The Museum of Western Film History is packed with everything related to these productions. If you had a favorite actor or actress who appeared in these movies and shows, chances are you will find a reference to these people.
A car especially rigged for filming on location in that rugged terrain is one of the first pieces to catch my eyes as we entered the museum. Outfits, saddles, movie posters, guns, and assorted video clips really capture the people who molded and shaped the film and television production.
It is amazing to see all of the marketing and product endorsements for the cowboy star, Hopalong Cassidy. Someone was really sharp in developing his celebrity power.
The museum curator even has a small film clip of Herb Jeffries, an African American, who created a cowboy character named the Bronze Buckaroo for African American children. Jeffries was also an acclaimed singer in Duke Ellington’s band.
The rich history of Lone Pine and the Alabama Hills contributions to this business is nicely portrayed in a short film documentary. The piece skillfully captures the key players and their stories, and it is very impressive what transpired here over many, many years.
I had a tough time departing the museum as the displays really held my attention while taking me back to my childhood too.
Back in the car, we drove toward Bishop, and a stop that I had always wanted to make at the Erick Schat’s Bakery. Since 1938, the bakery has been famous for its Sheepherder Bread. We made a mid-Monday afternoon stop, and the place was packed. People were eating fresh made sandwiches, and everywhere I looked baked goods were prevalent and being purchased in abundance.
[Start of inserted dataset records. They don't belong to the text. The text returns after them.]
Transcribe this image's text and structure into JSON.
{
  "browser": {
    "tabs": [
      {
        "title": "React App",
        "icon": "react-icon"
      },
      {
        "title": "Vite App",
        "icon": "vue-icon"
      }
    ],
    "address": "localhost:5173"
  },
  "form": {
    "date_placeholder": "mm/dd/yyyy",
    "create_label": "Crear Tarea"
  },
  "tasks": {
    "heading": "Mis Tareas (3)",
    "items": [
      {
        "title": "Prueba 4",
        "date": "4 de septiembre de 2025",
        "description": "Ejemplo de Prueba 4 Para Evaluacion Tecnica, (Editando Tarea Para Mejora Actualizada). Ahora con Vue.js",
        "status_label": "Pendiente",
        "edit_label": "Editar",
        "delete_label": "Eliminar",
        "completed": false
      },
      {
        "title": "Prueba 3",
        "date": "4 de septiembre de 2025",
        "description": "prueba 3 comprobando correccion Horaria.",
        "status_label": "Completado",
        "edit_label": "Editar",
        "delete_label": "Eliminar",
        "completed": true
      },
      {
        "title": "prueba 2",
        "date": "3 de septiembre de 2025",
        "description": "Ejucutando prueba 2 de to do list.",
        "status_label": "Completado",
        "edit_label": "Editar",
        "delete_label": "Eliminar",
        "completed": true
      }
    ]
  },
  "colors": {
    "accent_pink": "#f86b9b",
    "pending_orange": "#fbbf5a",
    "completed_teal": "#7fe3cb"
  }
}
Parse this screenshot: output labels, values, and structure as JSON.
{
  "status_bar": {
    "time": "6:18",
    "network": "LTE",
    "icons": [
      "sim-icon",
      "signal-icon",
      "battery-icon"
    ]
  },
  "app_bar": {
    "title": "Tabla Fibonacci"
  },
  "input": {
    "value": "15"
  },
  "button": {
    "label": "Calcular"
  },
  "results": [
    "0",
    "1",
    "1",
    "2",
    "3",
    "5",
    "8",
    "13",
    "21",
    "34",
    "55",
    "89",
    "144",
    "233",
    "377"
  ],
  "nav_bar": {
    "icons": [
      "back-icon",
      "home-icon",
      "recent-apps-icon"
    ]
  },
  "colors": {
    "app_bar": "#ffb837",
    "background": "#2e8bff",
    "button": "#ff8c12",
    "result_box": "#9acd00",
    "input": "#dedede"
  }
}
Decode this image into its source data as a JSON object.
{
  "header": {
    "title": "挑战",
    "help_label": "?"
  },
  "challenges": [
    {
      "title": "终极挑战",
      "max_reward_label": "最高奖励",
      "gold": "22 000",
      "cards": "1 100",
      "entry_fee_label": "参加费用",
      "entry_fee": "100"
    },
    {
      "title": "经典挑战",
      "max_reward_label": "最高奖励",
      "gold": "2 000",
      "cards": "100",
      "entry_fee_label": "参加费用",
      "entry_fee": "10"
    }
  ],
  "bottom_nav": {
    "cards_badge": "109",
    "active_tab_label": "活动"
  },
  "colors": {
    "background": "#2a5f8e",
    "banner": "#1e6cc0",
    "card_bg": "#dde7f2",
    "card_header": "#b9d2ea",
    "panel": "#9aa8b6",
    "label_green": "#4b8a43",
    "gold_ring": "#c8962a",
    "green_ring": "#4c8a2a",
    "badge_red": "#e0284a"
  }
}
We helped the local economy with the items we bought. And once we arrived in Mammoth Lakes we enjoyed these baked treats throughout the week.
With our purchases properly loaded into the car, we kept pushing toward Mammoth Lakes. Pretty soon the familiar turn off appeared, and within a few minutes, Abby had us at the condo.
Once we were unloaded, we opted to shake off being in the car most of the day by taking a long walk through parts of Mammoth Lakes.
Moving these old bones around felt good, and like always the scenery was good too. When we made it back to the condo, Abby and Betsy started tossing out ideas for Tuesday. From what I heard, I sensed Tuesday was going to be busy.